Professor Currow said about one patient a month raised the issue of euthanasia, but these were usually "episodes when people want to be heard", and the person later said they were glad they had not died at that time.
Voicing a desire for euthanasia was often a means of expressing their isolation to their family.
About 20,000 people die in Australia annually under the care of palliative care teams, and up to one-third of those die in their homes.
Professor Currow said 85 per cent of palliative care patients had advanced cancer. People with HIV/AIDS, motor neurone disease or multiple sclerosis, or final-stage heart or kidney failure, accounted for most of the others.
Although those who chose to die at home needed full access to medication to keep them comfortable, it was very difficult for palliative care patients to overdose on morphine, Professor Currow said.
This was because their bodies developed an increasing tolerance to high quantities of the drug. "Palliative care does not include deliberately ending life."
Professor Currow's comments come as other medical groups consider a softer approach to medical involvement in death.
The NSW Cancer Council is discussing the adoption of a new position statement that would read: "NSW Cancer Council does not support interventions that have as their primary goal the ending of a person's life, but endorses the right of a severely or terminally ill patient to have relief of pain and suffering, even when such therapy may shorten a person's life."
The council said it would seek further community consultation before deciding whether to adopt the policy.
The council's manager of cancer services, Ms Louise Burton, said medical intervention in death happened "more often than we are aware of"'.
She said dying people needed access to their own medication even if it was potentially lethal, because "patients need to have control. Ideally, pain will be well controlled but we realise some people will not achieve optimal pain control."
Morphine was only one among a range of therapies that could include nerve blocks such as epidurals or slow-release drug patches, Ms Burton said.
A 1996 study of deaths in Australia concluded that 30 per cent of all deaths are "intentionally accelerated by a doctor" - by means such as withholding of further treatment.
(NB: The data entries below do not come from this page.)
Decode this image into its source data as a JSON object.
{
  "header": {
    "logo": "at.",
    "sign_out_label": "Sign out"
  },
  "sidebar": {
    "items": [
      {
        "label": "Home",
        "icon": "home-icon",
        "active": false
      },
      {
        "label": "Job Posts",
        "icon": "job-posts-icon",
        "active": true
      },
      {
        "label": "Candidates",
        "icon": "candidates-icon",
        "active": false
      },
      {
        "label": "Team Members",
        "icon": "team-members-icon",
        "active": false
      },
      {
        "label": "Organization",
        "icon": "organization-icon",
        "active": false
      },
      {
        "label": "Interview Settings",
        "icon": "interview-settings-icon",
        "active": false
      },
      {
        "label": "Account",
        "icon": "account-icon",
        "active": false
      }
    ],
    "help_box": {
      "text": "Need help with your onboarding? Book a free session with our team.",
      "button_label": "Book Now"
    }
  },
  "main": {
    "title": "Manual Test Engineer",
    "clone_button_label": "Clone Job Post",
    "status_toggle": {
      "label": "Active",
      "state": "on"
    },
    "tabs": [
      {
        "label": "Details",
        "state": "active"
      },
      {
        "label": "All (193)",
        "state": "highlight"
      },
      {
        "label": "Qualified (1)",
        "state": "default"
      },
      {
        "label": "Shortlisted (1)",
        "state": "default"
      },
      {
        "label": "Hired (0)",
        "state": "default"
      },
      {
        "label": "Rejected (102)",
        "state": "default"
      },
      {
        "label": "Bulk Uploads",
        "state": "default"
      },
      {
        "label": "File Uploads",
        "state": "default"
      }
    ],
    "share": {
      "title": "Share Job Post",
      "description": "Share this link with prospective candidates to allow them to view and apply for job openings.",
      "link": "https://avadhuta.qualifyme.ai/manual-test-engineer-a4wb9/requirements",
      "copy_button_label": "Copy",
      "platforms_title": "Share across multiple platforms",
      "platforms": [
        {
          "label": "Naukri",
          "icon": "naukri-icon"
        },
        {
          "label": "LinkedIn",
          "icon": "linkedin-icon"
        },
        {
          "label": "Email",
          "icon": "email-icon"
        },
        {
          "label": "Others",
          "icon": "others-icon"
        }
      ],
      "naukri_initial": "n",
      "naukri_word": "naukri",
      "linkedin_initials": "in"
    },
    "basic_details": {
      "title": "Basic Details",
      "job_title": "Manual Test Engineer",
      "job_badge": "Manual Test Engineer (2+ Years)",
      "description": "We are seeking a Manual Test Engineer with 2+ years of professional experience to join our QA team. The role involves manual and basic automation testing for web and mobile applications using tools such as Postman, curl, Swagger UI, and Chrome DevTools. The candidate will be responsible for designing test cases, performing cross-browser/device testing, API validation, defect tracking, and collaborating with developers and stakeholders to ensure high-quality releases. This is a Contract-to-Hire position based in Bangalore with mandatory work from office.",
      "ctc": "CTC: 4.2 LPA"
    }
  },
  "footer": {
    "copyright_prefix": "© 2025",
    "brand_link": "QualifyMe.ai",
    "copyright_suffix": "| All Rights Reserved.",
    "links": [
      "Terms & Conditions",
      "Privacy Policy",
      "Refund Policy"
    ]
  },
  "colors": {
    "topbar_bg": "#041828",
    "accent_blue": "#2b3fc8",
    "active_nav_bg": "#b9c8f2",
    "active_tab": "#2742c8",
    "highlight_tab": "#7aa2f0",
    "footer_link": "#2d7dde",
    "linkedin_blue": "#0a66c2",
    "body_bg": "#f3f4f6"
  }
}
The research, published in the Medical Journal of Australia, found that in only 4 per cent of cases was the action in direct response to a request from the patient.
YOU ARE VISITOR since 03.Mar. 07